- _Exercise instructions_
Find all lines below containing the string "icon" and return them.

Page and application data records
◇ ◇ ◇ ◇ ◇

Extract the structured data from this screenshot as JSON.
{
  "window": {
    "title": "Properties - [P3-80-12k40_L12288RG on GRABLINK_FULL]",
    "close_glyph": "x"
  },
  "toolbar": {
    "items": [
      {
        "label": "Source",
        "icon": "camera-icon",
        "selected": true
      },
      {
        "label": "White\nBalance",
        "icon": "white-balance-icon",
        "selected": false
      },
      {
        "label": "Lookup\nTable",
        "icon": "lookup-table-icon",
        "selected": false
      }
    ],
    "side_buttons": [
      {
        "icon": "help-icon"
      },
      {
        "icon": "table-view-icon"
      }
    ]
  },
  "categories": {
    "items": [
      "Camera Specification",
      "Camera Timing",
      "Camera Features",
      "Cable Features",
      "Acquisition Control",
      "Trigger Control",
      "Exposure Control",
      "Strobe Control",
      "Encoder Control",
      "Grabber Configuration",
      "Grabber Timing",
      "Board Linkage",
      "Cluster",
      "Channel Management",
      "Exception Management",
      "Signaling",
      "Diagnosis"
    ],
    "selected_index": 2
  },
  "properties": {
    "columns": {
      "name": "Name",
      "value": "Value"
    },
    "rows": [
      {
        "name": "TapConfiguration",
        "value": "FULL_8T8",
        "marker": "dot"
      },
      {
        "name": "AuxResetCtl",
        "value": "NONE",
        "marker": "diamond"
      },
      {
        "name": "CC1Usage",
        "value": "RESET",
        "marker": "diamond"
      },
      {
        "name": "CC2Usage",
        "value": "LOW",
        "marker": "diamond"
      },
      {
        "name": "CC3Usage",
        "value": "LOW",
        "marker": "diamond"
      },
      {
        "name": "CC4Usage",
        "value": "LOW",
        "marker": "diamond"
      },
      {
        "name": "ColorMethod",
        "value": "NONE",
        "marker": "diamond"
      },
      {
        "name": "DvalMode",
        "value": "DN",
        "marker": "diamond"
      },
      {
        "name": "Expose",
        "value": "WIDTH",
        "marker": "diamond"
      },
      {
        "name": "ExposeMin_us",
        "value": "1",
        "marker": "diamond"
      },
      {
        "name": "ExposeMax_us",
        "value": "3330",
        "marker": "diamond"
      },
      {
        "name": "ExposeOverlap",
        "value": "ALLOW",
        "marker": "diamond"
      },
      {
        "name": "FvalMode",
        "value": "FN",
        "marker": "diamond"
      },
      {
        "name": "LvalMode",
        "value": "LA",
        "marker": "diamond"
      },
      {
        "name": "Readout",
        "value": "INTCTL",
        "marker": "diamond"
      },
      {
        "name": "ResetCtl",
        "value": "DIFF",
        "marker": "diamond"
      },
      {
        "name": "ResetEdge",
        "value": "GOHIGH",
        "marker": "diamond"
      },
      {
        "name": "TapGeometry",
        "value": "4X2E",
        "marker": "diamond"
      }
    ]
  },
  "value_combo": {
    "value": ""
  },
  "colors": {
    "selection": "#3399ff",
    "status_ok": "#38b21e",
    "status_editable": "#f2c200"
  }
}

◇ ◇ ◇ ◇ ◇

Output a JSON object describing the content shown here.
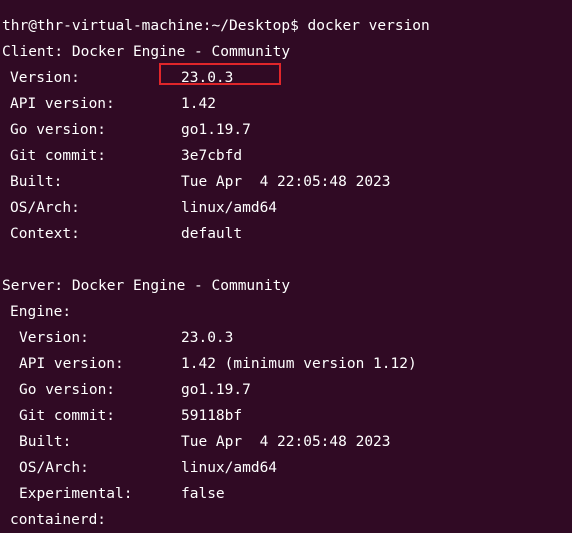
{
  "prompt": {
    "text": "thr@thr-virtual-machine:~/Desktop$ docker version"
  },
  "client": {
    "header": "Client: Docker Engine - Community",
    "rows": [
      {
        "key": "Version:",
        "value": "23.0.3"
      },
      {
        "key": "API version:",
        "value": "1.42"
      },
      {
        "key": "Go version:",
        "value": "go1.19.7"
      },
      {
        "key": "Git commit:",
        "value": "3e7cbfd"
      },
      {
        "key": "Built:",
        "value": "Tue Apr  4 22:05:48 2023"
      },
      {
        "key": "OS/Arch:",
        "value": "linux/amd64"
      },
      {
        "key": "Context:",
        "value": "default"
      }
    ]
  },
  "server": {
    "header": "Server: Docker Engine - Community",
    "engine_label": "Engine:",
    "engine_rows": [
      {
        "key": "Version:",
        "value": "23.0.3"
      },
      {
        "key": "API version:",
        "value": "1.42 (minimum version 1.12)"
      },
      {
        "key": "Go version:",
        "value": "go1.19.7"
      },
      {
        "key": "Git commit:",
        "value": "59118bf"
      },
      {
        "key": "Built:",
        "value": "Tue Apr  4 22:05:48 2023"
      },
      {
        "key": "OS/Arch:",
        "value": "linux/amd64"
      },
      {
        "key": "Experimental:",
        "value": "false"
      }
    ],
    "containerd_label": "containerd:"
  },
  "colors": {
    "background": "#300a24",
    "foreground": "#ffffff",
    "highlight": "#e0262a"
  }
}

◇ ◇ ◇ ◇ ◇

- _Output of the exercise_
        "icon": "camera-icon",
        "icon": "white-balance-icon",
        "icon": "lookup-table-icon",
        "icon": "help-icon"
        "icon": "table-view-icon"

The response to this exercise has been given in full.